Element data from apps and pages
----

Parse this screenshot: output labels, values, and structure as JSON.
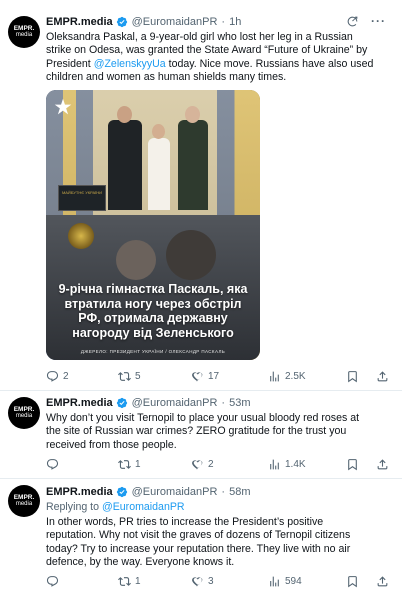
{
  "avatar": {
    "line1": "EMPR.",
    "line2": "media"
  },
  "tweets": [
    {
      "name": "EMPR.media",
      "handle": "@EuromaidanPR",
      "sep": "·",
      "time": "1h",
      "text_before": "Oleksandra Paskal, a 9-year-old girl who lost her leg in a Russian strike on Odesa, was granted the State Award “Future of Ukraine” by President ",
      "mention": "@ZelenskyyUa",
      "text_after": " today. Nice move. Russians have also used children and women as human shields many times.",
      "media": {
        "caption": "9-річна гімнастка Паскаль, яка втратила ногу через обстріл РФ, отримала державну нагороду від Зеленського",
        "credit": "ДЖЕРЕЛО: ПРЕЗИДЕНТ УКРАЇНИ / ОЛЕКСАНДР ПАСКАЛЬ",
        "award_text": "МАЙБУТНЄ УКРАЇНИ"
      },
      "replies": "2",
      "retweets": "5",
      "likes": "17",
      "views": "2.5K"
    },
    {
      "name": "EMPR.media",
      "handle": "@EuromaidanPR",
      "sep": "·",
      "time": "53m",
      "text": "Why don’t you visit Ternopil to place your usual bloody red roses at the site of Russian war crimes? ZERO gratitude for the trust you received from those people.",
      "replies": "",
      "retweets": "1",
      "likes": "2",
      "views": "1.4K"
    },
    {
      "name": "EMPR.media",
      "handle": "@EuromaidanPR",
      "sep": "·",
      "time": "58m",
      "reply_prefix": "Replying to ",
      "reply_handle": "@EuromaidanPR",
      "text": "In other words, PR tries to increase the President’s positive reputation. Why not visit the graves of dozens of Ternopil citizens today? Try to increase your reputation there. They live with no air defence, by the way. Everyone knows it.",
      "replies": "",
      "retweets": "1",
      "likes": "3",
      "views": "594"
    }
  ],
  "icons": {
    "grok": "grok-icon",
    "more": "more-icon",
    "reply": "reply-icon",
    "retweet": "retweet-icon",
    "like": "like-icon",
    "views": "views-icon",
    "bookmark": "bookmark-icon",
    "share": "share-icon"
  },
  "colors": {
    "link": "#1d9bf0",
    "secondary": "#536471",
    "verified": "#1d9bf0",
    "divider": "#e6ecf0"
  },
  "more_dots": "···"
}
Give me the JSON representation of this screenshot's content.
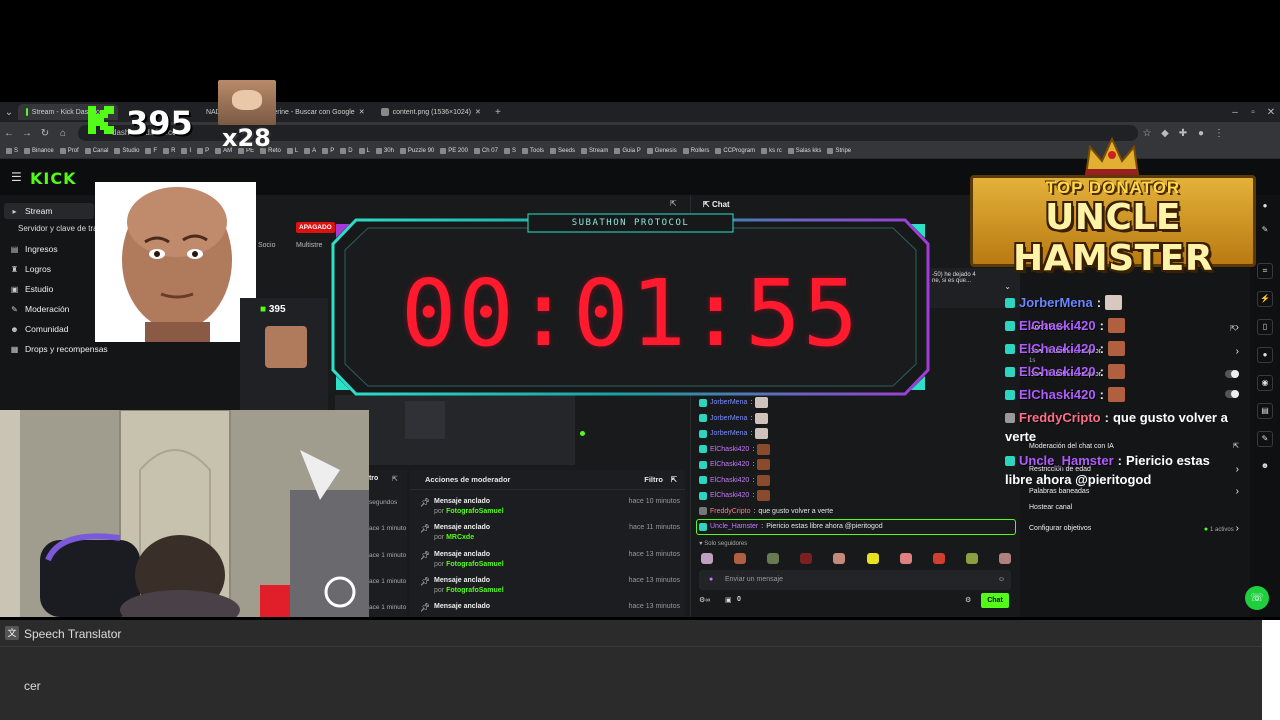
{
  "browser": {
    "tabs": [
      {
        "label": "Stream - Kick Dashboard",
        "active": true
      },
      {
        "label": "NADA.png (",
        "active": false
      },
      {
        "label": "wolverine - Buscar con Google",
        "active": false
      },
      {
        "label": "content.png (1536×1024)",
        "active": false
      }
    ],
    "url": "dashboard.kick.com",
    "bookmarks": [
      "S",
      "Binance",
      "Prof",
      "Canal",
      "Studio",
      "F",
      "R",
      "I",
      "P",
      "AM",
      "PE",
      "Reto",
      "L",
      "A",
      "P",
      "D",
      "L",
      "30h",
      "Puzzle 90",
      "PE 200",
      "Ch 07",
      "S",
      "Tools",
      "Seeds",
      "Stream",
      "Guia P",
      "Genesis",
      "Rollers",
      "CCProgram",
      "ks rc",
      "Salas kks",
      "Stripe"
    ]
  },
  "overlay": {
    "counter": "395",
    "multiplier": "x28",
    "timer_label": "SUBATHON PROTOCOL",
    "timer": "00:01:55",
    "donator_title": "TOP DONATOR",
    "donator_name": "UNCLE HAMSTER",
    "mini_counter": "395"
  },
  "kick": {
    "logo": "KICK",
    "sidebar": {
      "items": [
        "Stream",
        "Servidor y clave de transmisión",
        "Ingresos",
        "Logros",
        "Estudio",
        "Moderación",
        "Comunidad",
        "Drops y recompensas"
      ]
    },
    "center_tabs": [
      "Socio",
      "Multistre"
    ],
    "status_badge": "APAGADO",
    "chat_title": "Chat",
    "modal_snippet": [
      "-50) he dejado 4",
      "ne, si es que..."
    ],
    "mod_actions": {
      "title": "Acciones de moderador",
      "filter": "Filtro",
      "left_filter": "ltro",
      "left_times": [
        "segundos",
        "ace 1 minuto",
        "ace 1 minuto",
        "ace 1 minuto",
        "ace 1 minuto"
      ],
      "rows": [
        {
          "title": "Mensaje anclado",
          "by_prefix": "por",
          "by": "FotografoSamuel",
          "time": "hace 10 minutos"
        },
        {
          "title": "Mensaje anclado",
          "by_prefix": "por",
          "by": "MRCxde",
          "time": "hace 11 minutos"
        },
        {
          "title": "Mensaje anclado",
          "by_prefix": "por",
          "by": "FotografoSamuel",
          "time": "hace 13 minutos"
        },
        {
          "title": "Mensaje anclado",
          "by_prefix": "por",
          "by": "FotografoSamuel",
          "time": "hace 13 minutos"
        },
        {
          "title": "Mensaje anclado",
          "by_prefix": "",
          "by": "",
          "time": "hace 13 minutos"
        }
      ]
    },
    "chat_messages": [
      {
        "user": "JorberMena",
        "text": "",
        "color": "#7b8cff"
      },
      {
        "user": "JorberMena",
        "text": "",
        "color": "#7b8cff"
      },
      {
        "user": "JorberMena",
        "text": "",
        "color": "#7b8cff"
      },
      {
        "user": "ElChaski420",
        "text": "",
        "color": "#c879ff"
      },
      {
        "user": "ElChaski420",
        "text": "",
        "color": "#c879ff"
      },
      {
        "user": "ElChaski420",
        "text": "",
        "color": "#c879ff"
      },
      {
        "user": "ElChaski420",
        "text": "",
        "color": "#c879ff"
      },
      {
        "user": "FreddyCripto",
        "text": "que gusto volver a verte",
        "color": "#ff7a8a"
      },
      {
        "user": "Uncle_Hamster",
        "text": "Piericio estas libre ahora @pieritogod",
        "color": "#c879ff"
      }
    ],
    "followers_only": "Solo seguidores",
    "chat_placeholder": "Enviar un mensaje",
    "chat_send": "Chat",
    "viewer_count": "0",
    "settings": {
      "rows": [
        {
          "label": "Modo lento"
        },
        {
          "label": "Chat de solo-suscriptor"
        },
        {
          "label": "1s"
        },
        {
          "label": "Chat de solo-suscriptor"
        },
        {
          "label": "Moderación del chat con IA"
        },
        {
          "label": "Restricción de edad"
        },
        {
          "label": "Palabras baneadas"
        },
        {
          "label": "Hostear canal"
        },
        {
          "label": "Configurar objetivos",
          "value": "1 activos"
        }
      ]
    }
  },
  "big_chat": [
    {
      "user": "JorberMena",
      "text": "",
      "color": "#6b86ff"
    },
    {
      "user": "ElChaski420",
      "text": "",
      "color": "#b05cff"
    },
    {
      "user": "ElChaski420",
      "text": "",
      "color": "#b05cff"
    },
    {
      "user": "ElChaski420",
      "text": "",
      "color": "#b05cff"
    },
    {
      "user": "ElChaski420",
      "text": "",
      "color": "#b05cff"
    },
    {
      "user": "FreddyCripto",
      "text": "que gusto volver a",
      "cont": "verte",
      "color": "#ff6f8a"
    },
    {
      "user": "Uncle_Hamster",
      "text": "Piericio estas",
      "cont": "libre ahora @pieritogod",
      "color": "#b05cff"
    }
  ],
  "translator": {
    "title": "Speech Translator",
    "text": "cer"
  }
}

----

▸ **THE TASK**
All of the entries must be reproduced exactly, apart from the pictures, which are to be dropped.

▸ **ANSWER TO THIS PROBLEM**
Parse this screenshot: output labels, values, and structure as JSON.
{
  "avatar": {
    "line1": "EMPR.",
    "line2": "media"
  },
  "tweets": [
    {
      "name": "EMPR.media",
      "handle": "@EuromaidanPR",
      "sep": "·",
      "time": "1h",
      "text_before": "Oleksandra Paskal, a 9-year-old girl who lost her leg in a Russian strike on Odesa, was granted the State Award “Future of Ukraine” by President ",
      "mention": "@ZelenskyyUa",
      "text_after": " today. Nice move. Russians have also used children and women as human shields many times.",
      "media": {
        "caption": "9-річна гімнастка Паскаль, яка втратила ногу через обстріл РФ, отримала державну нагороду від Зеленського",
        "credit": "ДЖЕРЕЛО: ПРЕЗИДЕНТ УКРАЇНИ / ОЛЕКСАНДР ПАСКАЛЬ",
        "award_text": "МАЙБУТНЄ УКРАЇНИ"
      },
      "replies": "2",
      "retweets": "5",
      "likes": "17",
      "views": "2.5K"
    },
    {
      "name": "EMPR.media",
      "handle": "@EuromaidanPR",
      "sep": "·",
      "time": "53m",
      "text": "Why don’t you visit Ternopil to place your usual bloody red roses at the site of Russian war crimes? ZERO gratitude for the trust you received from those people.",
      "replies": "",
      "retweets": "1",
      "likes": "2",
      "views": "1.4K"
    },
    {
      "name": "EMPR.media",
      "handle": "@EuromaidanPR",
      "sep": "·",
      "time": "58m",
      "reply_prefix": "Replying to ",
      "reply_handle": "@EuromaidanPR",
      "text": "In other words, PR tries to increase the President’s positive reputation. Why not visit the graves of dozens of Ternopil citizens today? Try to increase your reputation there. They live with no air defence, by the way. Everyone knows it.",
      "replies": "",
      "retweets": "1",
      "likes": "3",
      "views": "594"
    }
  ],
  "icons": {
    "grok": "grok-icon",
    "more": "more-icon",
    "reply": "reply-icon",
    "retweet": "retweet-icon",
    "like": "like-icon",
    "views": "views-icon",
    "bookmark": "bookmark-icon",
    "share": "share-icon"
  },
  "colors": {
    "link": "#1d9bf0",
    "secondary": "#536471",
    "verified": "#1d9bf0",
    "divider": "#e6ecf0"
  },
  "more_dots": "···"
}
Give me the JSON representation of this screenshot's content.
{
  "browser": {
    "tabs": [
      {
        "label": "Stream - Kick Dashboard",
        "active": true
      },
      {
        "label": "NADA.png (",
        "active": false
      },
      {
        "label": "wolverine - Buscar con Google",
        "active": false
      },
      {
        "label": "content.png (1536×1024)",
        "active": false
      }
    ],
    "url": "dashboard.kick.com",
    "bookmarks": [
      "S",
      "Binance",
      "Prof",
      "Canal",
      "Studio",
      "F",
      "R",
      "I",
      "P",
      "AM",
      "PE",
      "Reto",
      "L",
      "A",
      "P",
      "D",
      "L",
      "30h",
      "Puzzle 90",
      "PE 200",
      "Ch 07",
      "S",
      "Tools",
      "Seeds",
      "Stream",
      "Guia P",
      "Genesis",
      "Rollers",
      "CCProgram",
      "ks rc",
      "Salas kks",
      "Stripe"
    ]
  },
  "overlay": {
    "counter": "395",
    "multiplier": "x28",
    "timer_label": "SUBATHON PROTOCOL",
    "timer": "00:01:55",
    "donator_title": "TOP DONATOR",
    "donator_name": "UNCLE HAMSTER",
    "mini_counter": "395"
  },
  "kick": {
    "logo": "KICK",
    "sidebar": {
      "items": [
        "Stream",
        "Servidor y clave de transmisión",
        "Ingresos",
        "Logros",
        "Estudio",
        "Moderación",
        "Comunidad",
        "Drops y recompensas"
      ]
    },
    "center_tabs": [
      "Socio",
      "Multistre"
    ],
    "status_badge": "APAGADO",
    "chat_title": "Chat",
    "modal_snippet": [
      "-50) he dejado 4",
      "ne, si es que..."
    ],
    "mod_actions": {
      "title": "Acciones de moderador",
      "filter": "Filtro",
      "left_filter": "ltro",
      "left_times": [
        "segundos",
        "ace 1 minuto",
        "ace 1 minuto",
        "ace 1 minuto",
        "ace 1 minuto"
      ],
      "rows": [
        {
          "title": "Mensaje anclado",
          "by_prefix": "por",
          "by": "FotografoSamuel",
          "time": "hace 10 minutos"
        },
        {
          "title": "Mensaje anclado",
          "by_prefix": "por",
          "by": "MRCxde",
          "time": "hace 11 minutos"
        },
        {
          "title": "Mensaje anclado",
          "by_prefix": "por",
          "by": "FotografoSamuel",
          "time": "hace 13 minutos"
        },
        {
          "title": "Mensaje anclado",
          "by_prefix": "por",
          "by": "FotografoSamuel",
          "time": "hace 13 minutos"
        },
        {
          "title": "Mensaje anclado",
          "by_prefix": "",
          "by": "",
          "time": "hace 13 minutos"
        }
      ]
    },
    "chat_messages": [
      {
        "user": "JorberMena",
        "text": "",
        "color": "#7b8cff"
      },
      {
        "user": "JorberMena",
        "text": "",
        "color": "#7b8cff"
      },
      {
        "user": "JorberMena",
        "text": "",
        "color": "#7b8cff"
      },
      {
        "user": "ElChaski420",
        "text": "",
        "color": "#c879ff"
      },
      {
        "user": "ElChaski420",
        "text": "",
        "color": "#c879ff"
      },
      {
        "user": "ElChaski420",
        "text": "",
        "color": "#c879ff"
      },
      {
        "user": "ElChaski420",
        "text": "",
        "color": "#c879ff"
      },
      {
        "user": "FreddyCripto",
        "text": "que gusto volver a verte",
        "color": "#ff7a8a"
      },
      {
        "user": "Uncle_Hamster",
        "text": "Piericio estas libre ahora @pieritogod",
        "color": "#c879ff"
      }
    ],
    "followers_only": "Solo seguidores",
    "chat_placeholder": "Enviar un mensaje",
    "chat_send": "Chat",
    "viewer_count": "0",
    "settings": {
      "rows": [
        {
          "label": "Modo lento"
        },
        {
          "label": "Chat de solo-suscriptor"
        },
        {
          "label": "1s"
        },
        {
          "label": "Chat de solo-suscriptor"
        },
        {
          "label": "Moderación del chat con IA"
        },
        {
          "label": "Restricción de edad"
        },
        {
          "label": "Palabras baneadas"
        },
        {
          "label": "Hostear canal"
        },
        {
          "label": "Configurar objetivos",
          "value": "1 activos"
        }
      ]
    }
  },
  "big_chat": [
    {
      "user": "JorberMena",
      "text": "",
      "color": "#6b86ff"
    },
    {
      "user": "ElChaski420",
      "text": "",
      "color": "#b05cff"
    },
    {
      "user": "ElChaski420",
      "text": "",
      "color": "#b05cff"
    },
    {
      "user": "ElChaski420",
      "text": "",
      "color": "#b05cff"
    },
    {
      "user": "ElChaski420",
      "text": "",
      "color": "#b05cff"
    },
    {
      "user": "FreddyCripto",
      "text": "que gusto volver a",
      "cont": "verte",
      "color": "#ff6f8a"
    },
    {
      "user": "Uncle_Hamster",
      "text": "Piericio estas",
      "cont": "libre ahora @pieritogod",
      "color": "#b05cff"
    }
  ],
  "translator": {
    "title": "Speech Translator",
    "text": "cer"
  }
}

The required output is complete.